THE INPUT:
──────────────────────────────
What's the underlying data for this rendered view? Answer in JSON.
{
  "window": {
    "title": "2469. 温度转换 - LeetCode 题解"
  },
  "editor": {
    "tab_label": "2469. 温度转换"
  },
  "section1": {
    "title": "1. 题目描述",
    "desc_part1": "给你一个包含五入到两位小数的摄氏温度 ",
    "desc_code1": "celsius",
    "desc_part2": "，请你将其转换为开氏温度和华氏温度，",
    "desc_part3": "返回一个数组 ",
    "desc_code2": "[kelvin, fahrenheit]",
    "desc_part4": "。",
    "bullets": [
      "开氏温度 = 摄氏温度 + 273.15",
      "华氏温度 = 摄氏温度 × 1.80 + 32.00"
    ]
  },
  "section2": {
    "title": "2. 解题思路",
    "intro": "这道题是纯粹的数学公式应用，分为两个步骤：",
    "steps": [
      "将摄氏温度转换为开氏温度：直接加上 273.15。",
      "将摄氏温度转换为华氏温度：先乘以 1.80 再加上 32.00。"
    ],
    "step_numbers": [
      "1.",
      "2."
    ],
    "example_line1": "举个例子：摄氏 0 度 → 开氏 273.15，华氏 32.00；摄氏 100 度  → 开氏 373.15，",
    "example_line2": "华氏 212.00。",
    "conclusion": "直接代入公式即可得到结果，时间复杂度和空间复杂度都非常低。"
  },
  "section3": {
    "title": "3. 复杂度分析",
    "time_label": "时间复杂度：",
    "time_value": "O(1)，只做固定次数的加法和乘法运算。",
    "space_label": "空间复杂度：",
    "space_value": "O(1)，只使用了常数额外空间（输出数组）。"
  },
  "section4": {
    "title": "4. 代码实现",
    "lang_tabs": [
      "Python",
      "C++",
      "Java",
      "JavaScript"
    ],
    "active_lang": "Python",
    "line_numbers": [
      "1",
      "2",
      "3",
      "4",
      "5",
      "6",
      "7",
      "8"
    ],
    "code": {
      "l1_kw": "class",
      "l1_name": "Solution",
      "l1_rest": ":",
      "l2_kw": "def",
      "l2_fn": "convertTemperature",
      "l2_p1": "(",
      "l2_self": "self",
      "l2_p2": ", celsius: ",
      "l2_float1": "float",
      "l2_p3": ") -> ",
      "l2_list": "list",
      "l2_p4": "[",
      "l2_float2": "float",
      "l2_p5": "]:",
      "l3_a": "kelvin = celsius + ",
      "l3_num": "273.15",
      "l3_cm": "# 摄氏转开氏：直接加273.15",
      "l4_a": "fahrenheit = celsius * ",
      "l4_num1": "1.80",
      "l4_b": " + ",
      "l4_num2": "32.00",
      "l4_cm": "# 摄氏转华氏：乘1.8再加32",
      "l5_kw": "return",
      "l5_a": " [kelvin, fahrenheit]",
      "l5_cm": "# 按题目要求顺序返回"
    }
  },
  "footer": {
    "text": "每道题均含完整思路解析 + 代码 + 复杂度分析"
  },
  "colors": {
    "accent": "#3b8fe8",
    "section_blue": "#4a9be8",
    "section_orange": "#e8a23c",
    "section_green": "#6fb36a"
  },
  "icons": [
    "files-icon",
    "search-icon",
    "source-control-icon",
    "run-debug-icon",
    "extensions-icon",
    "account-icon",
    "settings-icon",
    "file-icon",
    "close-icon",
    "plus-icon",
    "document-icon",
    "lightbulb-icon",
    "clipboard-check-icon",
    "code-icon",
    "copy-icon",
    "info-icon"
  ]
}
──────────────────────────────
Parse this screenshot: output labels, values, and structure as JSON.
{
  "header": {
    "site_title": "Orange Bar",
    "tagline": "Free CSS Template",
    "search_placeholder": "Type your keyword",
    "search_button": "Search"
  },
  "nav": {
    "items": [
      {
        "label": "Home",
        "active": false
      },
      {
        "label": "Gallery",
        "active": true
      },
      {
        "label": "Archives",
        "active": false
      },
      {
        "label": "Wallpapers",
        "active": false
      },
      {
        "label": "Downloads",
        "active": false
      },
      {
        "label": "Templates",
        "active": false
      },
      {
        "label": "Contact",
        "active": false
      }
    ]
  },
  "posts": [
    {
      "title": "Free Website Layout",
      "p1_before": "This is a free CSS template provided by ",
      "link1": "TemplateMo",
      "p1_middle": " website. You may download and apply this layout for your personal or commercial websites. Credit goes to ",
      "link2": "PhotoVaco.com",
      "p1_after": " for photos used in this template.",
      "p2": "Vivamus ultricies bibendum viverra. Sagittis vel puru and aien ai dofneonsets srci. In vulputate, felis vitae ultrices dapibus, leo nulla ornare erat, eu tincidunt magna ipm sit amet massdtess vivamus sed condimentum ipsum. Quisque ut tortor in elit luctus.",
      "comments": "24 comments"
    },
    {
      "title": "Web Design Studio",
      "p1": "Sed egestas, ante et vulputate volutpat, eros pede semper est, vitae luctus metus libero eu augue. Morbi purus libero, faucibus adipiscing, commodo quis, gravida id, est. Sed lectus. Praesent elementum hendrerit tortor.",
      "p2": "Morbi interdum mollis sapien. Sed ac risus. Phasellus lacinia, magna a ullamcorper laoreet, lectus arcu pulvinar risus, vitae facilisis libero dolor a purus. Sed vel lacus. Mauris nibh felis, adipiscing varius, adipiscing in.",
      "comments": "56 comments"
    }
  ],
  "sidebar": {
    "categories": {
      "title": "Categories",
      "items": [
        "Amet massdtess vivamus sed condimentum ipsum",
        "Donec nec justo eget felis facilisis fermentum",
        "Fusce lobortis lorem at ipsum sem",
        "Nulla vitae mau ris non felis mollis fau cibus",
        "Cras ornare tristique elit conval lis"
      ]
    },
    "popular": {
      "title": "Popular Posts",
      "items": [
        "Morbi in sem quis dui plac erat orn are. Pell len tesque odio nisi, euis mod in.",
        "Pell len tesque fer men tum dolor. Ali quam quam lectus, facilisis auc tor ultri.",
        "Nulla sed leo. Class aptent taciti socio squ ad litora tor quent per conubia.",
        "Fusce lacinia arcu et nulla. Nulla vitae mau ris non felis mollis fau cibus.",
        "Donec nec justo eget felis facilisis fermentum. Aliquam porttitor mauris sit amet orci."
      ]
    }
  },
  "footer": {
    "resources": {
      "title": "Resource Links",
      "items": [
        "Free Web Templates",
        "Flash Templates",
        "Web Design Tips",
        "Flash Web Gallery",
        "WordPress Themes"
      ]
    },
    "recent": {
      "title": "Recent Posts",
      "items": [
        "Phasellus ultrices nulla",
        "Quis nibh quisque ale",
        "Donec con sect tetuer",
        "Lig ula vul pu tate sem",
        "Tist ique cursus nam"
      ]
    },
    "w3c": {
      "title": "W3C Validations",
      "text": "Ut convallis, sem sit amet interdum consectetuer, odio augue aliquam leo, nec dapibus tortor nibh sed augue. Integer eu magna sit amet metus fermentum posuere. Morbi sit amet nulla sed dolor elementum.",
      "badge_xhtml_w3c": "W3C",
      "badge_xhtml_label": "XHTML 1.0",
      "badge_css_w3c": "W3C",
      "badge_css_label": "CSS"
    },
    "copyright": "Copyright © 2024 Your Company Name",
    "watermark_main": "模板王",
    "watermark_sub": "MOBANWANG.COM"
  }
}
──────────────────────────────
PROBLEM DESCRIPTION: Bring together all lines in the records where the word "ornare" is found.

RESULT FOR THIS EXERCISE:
      "p2": "Vivamus ultricies bibendum viverra. Sagittis vel puru and aien ai dofneonsets srci. In vulputate, felis vitae ultrices dapibus, leo nulla ornare erat, eu tincidunt magna ipm sit amet massdtess vivamus sed condimentum ipsum. Quisque ut tortor in elit luctus.",
        "Cras ornare tristique elit conval lis"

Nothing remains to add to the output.